The full set of records is to be reproduced verbatim.
Given entries START
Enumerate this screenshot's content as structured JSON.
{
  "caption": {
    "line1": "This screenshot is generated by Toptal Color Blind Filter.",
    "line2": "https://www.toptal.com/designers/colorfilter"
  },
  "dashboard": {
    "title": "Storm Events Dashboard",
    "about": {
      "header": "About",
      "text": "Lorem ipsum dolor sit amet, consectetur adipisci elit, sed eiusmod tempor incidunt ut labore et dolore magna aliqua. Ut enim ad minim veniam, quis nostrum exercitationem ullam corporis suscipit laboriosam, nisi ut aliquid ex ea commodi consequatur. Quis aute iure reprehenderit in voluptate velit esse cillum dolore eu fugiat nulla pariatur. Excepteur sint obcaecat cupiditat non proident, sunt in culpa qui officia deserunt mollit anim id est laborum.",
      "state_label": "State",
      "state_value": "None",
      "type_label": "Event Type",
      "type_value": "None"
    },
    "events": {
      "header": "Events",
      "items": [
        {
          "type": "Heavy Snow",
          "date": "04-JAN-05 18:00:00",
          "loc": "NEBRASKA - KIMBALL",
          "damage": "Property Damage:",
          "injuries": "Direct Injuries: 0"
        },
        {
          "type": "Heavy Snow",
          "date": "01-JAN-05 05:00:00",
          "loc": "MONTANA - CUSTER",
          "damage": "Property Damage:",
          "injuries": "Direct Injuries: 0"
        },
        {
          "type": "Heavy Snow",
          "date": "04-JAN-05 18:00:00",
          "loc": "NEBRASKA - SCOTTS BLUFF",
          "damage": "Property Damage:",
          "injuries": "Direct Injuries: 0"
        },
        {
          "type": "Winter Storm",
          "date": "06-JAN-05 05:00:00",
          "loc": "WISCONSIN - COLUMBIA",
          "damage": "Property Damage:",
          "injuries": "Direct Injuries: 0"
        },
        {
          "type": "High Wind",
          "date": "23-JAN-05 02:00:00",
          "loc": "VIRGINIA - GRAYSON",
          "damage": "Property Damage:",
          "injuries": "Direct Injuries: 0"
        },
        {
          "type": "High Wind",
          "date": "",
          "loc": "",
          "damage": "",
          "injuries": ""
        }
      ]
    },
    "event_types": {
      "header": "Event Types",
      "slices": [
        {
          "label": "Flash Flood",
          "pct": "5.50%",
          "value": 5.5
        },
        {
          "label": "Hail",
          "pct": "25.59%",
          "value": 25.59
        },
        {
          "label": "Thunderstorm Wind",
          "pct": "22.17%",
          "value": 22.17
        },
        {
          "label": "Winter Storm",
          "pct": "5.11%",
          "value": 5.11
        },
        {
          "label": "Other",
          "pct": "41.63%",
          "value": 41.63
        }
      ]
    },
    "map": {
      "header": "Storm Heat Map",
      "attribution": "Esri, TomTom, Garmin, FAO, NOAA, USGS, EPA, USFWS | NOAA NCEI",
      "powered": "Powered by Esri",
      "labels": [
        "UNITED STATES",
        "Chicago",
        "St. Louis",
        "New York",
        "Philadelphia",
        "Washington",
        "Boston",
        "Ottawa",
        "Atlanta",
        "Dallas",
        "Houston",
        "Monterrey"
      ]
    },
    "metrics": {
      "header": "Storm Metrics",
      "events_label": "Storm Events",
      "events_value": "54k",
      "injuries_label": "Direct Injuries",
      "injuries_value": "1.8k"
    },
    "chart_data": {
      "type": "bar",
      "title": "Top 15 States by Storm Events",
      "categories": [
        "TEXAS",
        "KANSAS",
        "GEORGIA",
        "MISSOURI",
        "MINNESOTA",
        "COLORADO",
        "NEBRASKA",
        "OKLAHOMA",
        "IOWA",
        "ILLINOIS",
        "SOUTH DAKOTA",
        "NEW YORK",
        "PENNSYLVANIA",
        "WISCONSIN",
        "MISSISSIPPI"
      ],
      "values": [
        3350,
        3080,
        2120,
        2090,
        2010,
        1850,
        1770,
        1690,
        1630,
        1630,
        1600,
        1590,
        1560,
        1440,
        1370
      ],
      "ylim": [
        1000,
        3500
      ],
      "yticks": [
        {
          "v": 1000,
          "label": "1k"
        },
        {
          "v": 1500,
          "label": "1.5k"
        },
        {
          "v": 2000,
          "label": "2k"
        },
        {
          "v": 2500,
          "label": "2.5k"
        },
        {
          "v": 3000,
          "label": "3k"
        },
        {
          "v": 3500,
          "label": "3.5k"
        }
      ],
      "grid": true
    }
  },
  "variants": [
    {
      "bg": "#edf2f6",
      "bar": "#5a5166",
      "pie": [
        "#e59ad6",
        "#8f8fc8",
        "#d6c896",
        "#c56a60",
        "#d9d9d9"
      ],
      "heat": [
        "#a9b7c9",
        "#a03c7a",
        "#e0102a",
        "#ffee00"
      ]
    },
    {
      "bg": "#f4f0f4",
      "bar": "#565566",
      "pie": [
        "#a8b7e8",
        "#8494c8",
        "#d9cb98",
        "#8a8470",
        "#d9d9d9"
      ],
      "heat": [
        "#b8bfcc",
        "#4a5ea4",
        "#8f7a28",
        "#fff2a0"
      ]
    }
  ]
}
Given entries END
### Response box
Enumerate this screenshot's content as structured JSON.
{
  "caption": {
    "line1": "This screenshot is generated by Toptal Color Blind Filter.",
    "line2": "https://www.toptal.com/designers/colorfilter"
  },
  "dashboard": {
    "title": "Storm Events Dashboard",
    "about": {
      "header": "About",
      "text": "Lorem ipsum dolor sit amet, consectetur adipisci elit, sed eiusmod tempor incidunt ut labore et dolore magna aliqua. Ut enim ad minim veniam, quis nostrum exercitationem ullam corporis suscipit laboriosam, nisi ut aliquid ex ea commodi consequatur. Quis aute iure reprehenderit in voluptate velit esse cillum dolore eu fugiat nulla pariatur. Excepteur sint obcaecat cupiditat non proident, sunt in culpa qui officia deserunt mollit anim id est laborum.",
      "state_label": "State",
      "state_value": "None",
      "type_label": "Event Type",
      "type_value": "None"
    },
    "events": {
      "header": "Events",
      "items": [
        {
          "type": "Heavy Snow",
          "date": "04-JAN-05 18:00:00",
          "loc": "NEBRASKA - KIMBALL",
          "damage": "Property Damage:",
          "injuries": "Direct Injuries: 0"
        },
        {
          "type": "Heavy Snow",
          "date": "01-JAN-05 05:00:00",
          "loc": "MONTANA - CUSTER",
          "damage": "Property Damage:",
          "injuries": "Direct Injuries: 0"
        },
        {
          "type": "Heavy Snow",
          "date": "04-JAN-05 18:00:00",
          "loc": "NEBRASKA - SCOTTS BLUFF",
          "damage": "Property Damage:",
          "injuries": "Direct Injuries: 0"
        },
        {
          "type": "Winter Storm",
          "date": "06-JAN-05 05:00:00",
          "loc": "WISCONSIN - COLUMBIA",
          "damage": "Property Damage:",
          "injuries": "Direct Injuries: 0"
        },
        {
          "type": "High Wind",
          "date": "23-JAN-05 02:00:00",
          "loc": "VIRGINIA - GRAYSON",
          "damage": "Property Damage:",
          "injuries": "Direct Injuries: 0"
        },
        {
          "type": "High Wind",
          "date": "",
          "loc": "",
          "damage": "",
          "injuries": ""
        }
      ]
    },
    "event_types": {
      "header": "Event Types",
      "slices": [
        {
          "label": "Flash Flood",
          "pct": "5.50%",
          "value": 5.5
        },
        {
          "label": "Hail",
          "pct": "25.59%",
          "value": 25.59
        },
        {
          "label": "Thunderstorm Wind",
          "pct": "22.17%",
          "value": 22.17
        },
        {
          "label": "Winter Storm",
          "pct": "5.11%",
          "value": 5.11
        },
        {
          "label": "Other",
          "pct": "41.63%",
          "value": 41.63
        }
      ]
    },
    "map": {
      "header": "Storm Heat Map",
      "attribution": "Esri, TomTom, Garmin, FAO, NOAA, USGS, EPA, USFWS | NOAA NCEI",
      "powered": "Powered by Esri",
      "labels": [
        "UNITED STATES",
        "Chicago",
        "St. Louis",
        "New York",
        "Philadelphia",
        "Washington",
        "Boston",
        "Ottawa",
        "Atlanta",
        "Dallas",
        "Houston",
        "Monterrey"
      ]
    },
    "metrics": {
      "header": "Storm Metrics",
      "events_label": "Storm Events",
      "events_value": "54k",
      "injuries_label": "Direct Injuries",
      "injuries_value": "1.8k"
    },
    "chart_data": {
      "type": "bar",
      "title": "Top 15 States by Storm Events",
      "categories": [
        "TEXAS",
        "KANSAS",
        "GEORGIA",
        "MISSOURI",
        "MINNESOTA",
        "COLORADO",
        "NEBRASKA",
        "OKLAHOMA",
        "IOWA",
        "ILLINOIS",
        "SOUTH DAKOTA",
        "NEW YORK",
        "PENNSYLVANIA",
        "WISCONSIN",
        "MISSISSIPPI"
      ],
      "values": [
        3350,
        3080,
        2120,
        2090,
        2010,
        1850,
        1770,
        1690,
        1630,
        1630,
        1600,
        1590,
        1560,
        1440,
        1370
      ],
      "ylim": [
        1000,
        3500
      ],
      "yticks": [
        {
          "v": 1000,
          "label": "1k"
        },
        {
          "v": 1500,
          "label": "1.5k"
        },
        {
          "v": 2000,
          "label": "2k"
        },
        {
          "v": 2500,
          "label": "2.5k"
        },
        {
          "v": 3000,
          "label": "3k"
        },
        {
          "v": 3500,
          "label": "3.5k"
        }
      ],
      "grid": true
    }
  },
  "variants": [
    {
      "bg": "#edf2f6",
      "bar": "#5a5166",
      "pie": [
        "#e59ad6",
        "#8f8fc8",
        "#d6c896",
        "#c56a60",
        "#d9d9d9"
      ],
      "heat": [
        "#a9b7c9",
        "#a03c7a",
        "#e0102a",
        "#ffee00"
      ]
    },
    {
      "bg": "#f4f0f4",
      "bar": "#565566",
      "pie": [
        "#a8b7e8",
        "#8494c8",
        "#d9cb98",
        "#8a8470",
        "#d9d9d9"
      ],
      "heat": [
        "#b8bfcc",
        "#4a5ea4",
        "#8f7a28",
        "#fff2a0"
      ]
    }
  ]
}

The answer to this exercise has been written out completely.